“The earth is full of the goodness of the Lord.”
Reading Psalms 8; 19; and 33 may inspire you to consider the Lord’s many wonderful creations. Pay attention to your thoughts and feelings as you do. How do the Lord’s creations “declare the glory of God” to you? (Psalm 19:1).
General revelation shouts out the existence of a higher being whom we know as “God.” These are some wonderful passages for us to reflect on the majesty of the One who created out of nothing and with no predecessor (Is. 43:10; 44:6-8; Ps. 90:2; Mal. 3:6).
Psalms 19:7–11; 29
The word of the Lord is powerful, “rejoicing the heart.”
In the Psalms, words like testimony, statutes, commandment, and judgments can refer to the word of the Lord. Keep that in mind as you read Psalm 19:7–11. What do these verses suggest to you about the word of the Lord? What does Psalm 29 teach you about His voice? In your experience, how has the word or voice of the Lord matched these descriptions?

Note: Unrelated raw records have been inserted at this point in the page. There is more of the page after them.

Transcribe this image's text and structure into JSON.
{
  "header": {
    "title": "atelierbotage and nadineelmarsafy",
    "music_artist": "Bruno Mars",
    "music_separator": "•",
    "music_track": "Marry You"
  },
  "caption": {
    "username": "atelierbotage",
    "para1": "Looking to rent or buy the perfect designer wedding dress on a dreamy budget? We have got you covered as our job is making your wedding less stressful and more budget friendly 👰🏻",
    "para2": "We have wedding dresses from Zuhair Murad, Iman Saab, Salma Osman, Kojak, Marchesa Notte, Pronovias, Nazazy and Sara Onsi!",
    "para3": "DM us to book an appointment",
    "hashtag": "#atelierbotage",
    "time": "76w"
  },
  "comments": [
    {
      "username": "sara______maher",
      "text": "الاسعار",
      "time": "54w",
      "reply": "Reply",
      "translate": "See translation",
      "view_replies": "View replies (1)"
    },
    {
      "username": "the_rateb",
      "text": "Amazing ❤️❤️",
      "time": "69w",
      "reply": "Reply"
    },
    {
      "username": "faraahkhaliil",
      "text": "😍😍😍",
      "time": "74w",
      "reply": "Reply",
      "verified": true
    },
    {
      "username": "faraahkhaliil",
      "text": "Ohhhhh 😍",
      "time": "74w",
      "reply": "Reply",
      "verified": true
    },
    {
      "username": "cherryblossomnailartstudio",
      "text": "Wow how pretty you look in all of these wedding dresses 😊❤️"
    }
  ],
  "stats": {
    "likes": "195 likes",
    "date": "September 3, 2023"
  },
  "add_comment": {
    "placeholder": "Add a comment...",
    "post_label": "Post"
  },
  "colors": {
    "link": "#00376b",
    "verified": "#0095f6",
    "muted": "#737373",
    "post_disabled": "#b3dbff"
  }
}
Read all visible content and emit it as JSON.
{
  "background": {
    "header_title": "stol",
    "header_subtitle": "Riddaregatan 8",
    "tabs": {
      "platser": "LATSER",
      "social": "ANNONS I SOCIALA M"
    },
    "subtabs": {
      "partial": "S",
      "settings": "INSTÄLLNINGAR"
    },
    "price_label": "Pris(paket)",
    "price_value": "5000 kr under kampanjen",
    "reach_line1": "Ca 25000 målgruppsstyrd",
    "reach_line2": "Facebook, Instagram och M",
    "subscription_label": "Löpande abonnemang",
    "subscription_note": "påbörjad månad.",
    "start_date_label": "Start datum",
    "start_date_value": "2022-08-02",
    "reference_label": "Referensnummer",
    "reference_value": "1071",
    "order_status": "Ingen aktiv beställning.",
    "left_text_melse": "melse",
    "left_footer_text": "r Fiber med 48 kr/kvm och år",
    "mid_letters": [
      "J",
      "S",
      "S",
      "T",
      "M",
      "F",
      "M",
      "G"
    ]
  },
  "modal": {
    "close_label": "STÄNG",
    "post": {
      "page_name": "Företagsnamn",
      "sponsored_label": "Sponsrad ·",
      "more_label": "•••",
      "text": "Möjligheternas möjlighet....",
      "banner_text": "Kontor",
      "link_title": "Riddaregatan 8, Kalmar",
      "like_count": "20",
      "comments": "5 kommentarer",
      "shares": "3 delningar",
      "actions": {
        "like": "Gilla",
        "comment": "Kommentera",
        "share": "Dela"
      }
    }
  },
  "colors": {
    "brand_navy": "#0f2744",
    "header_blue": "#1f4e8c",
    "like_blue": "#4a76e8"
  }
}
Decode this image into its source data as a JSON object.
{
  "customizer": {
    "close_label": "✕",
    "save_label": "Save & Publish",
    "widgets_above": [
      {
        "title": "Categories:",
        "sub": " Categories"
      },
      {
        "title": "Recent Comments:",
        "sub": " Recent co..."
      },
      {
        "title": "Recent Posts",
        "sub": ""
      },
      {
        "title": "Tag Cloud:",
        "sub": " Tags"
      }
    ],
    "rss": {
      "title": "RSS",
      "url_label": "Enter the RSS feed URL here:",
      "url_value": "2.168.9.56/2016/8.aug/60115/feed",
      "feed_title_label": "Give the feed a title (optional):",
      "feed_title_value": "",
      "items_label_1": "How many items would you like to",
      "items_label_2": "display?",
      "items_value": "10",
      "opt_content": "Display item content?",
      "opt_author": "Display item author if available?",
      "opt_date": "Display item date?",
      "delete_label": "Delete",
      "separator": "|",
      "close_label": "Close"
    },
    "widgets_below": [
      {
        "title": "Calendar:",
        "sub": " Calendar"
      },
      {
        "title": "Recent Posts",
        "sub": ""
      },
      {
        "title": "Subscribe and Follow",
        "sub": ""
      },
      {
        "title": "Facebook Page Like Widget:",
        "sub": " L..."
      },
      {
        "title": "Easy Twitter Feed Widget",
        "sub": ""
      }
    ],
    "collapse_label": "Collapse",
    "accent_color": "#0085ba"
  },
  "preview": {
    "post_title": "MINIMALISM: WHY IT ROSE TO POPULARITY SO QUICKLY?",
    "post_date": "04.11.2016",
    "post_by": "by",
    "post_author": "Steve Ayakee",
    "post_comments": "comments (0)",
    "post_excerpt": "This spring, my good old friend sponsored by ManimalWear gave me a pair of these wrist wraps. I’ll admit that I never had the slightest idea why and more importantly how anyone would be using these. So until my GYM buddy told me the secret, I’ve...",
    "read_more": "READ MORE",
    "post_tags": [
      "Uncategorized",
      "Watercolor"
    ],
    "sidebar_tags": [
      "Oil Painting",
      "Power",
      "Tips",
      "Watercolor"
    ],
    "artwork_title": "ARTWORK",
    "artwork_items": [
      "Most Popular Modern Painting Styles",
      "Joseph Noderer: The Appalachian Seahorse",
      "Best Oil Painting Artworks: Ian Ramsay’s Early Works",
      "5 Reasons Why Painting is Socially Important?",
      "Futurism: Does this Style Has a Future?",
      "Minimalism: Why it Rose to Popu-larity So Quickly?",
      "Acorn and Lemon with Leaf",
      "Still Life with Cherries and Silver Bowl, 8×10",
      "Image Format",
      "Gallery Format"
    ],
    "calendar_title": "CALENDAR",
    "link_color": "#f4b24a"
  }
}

In Psalm 119, there are 8 sections containing each of the letters of the Hebrew alphabet, with each verse containing words such as testimony, statute, and commandment. In these verses as well, the commands of God are “radiant,” as verse 8 puts it. However, there is no way to be justified by keeping the laws of the Lord. Notice what Galatians 2 says:
15 We who are Jews by birth and not sinful Gentiles 16 know that a person is not justified by the works of the law, but by faith in Jesus Christ. So we, too, have put our faith in Christ Jesus that we may be justified by faith in Christ and not by the works of the law, because by the works of the law no one will be justified.
I’m not 100% sure what the writer(s) of this curriculum are saying, but I fully agree the law of the Lord is perfect. God is just. But He is also merciful, and only through having faith in Christ can sins be forgiven.
Psalms 24; 26–27
Entering the Lord’s presence requires purity.
Because the temple at Jerusalem was built on a hill, the phrase “hill of the Lord” (Psalm 24:3) may refer to the temple or to the presence of God. What does this add to your understanding of Psalm 24? What does it mean to you to have “clean hands, and a pure heart”? (Psalm 24:4).
Of course, this paragraph was included as support for the 172+ Mormon temples and the temple recommend that is required in order to enter and do the work for both the living and the dead. Unfortunately, even the person who has a temple recommend still has bad thoughts and other sin patterns. The only way to have true clean hands and a pure heart is to have the blood of Jesus imputed into your account with the full assurance of the forgiveness of sins.
Ideas for Family Scripture Study and Home Evening
To emphasize the importance of having clean hands and a pure heart, you could read Psalm 24:3–5 while family members wash their hands. What might hands represent in this psalm? What could the heart symbolize? What can we do to spiritually cleanse our hands and purify our hearts?
The obvious requested response is to attend church regularly, keep the Sabbath day holy, get married in the temple, and continually keep all the commandments. Yet this illustration fails. While a person can wash her hands, not every speck is removed from under the fingernails. Immediately after washing the hands, contamination takes place immediately upon touching the doorknob!
Hebrews 10:14 says that Jesus, by a single offering, “has perfected for all time those who are being sanctified.” Verse 17 adds, “I will remember their sins and their lawless deeds no more.” This involves more than a “hand washing” but rather required the skills of the Master.
One thing I saw most stressed in this chapter was how cleansing ourselves is something we do, as if we can be good enough to accomplish what God has laid out for us to receive eternal life. Yet this is not the way of the Bible. I rejoice that forgiveness of sins comes not by what we do but by what He did–forgiveness of sins that is worthy of our adoration and praise.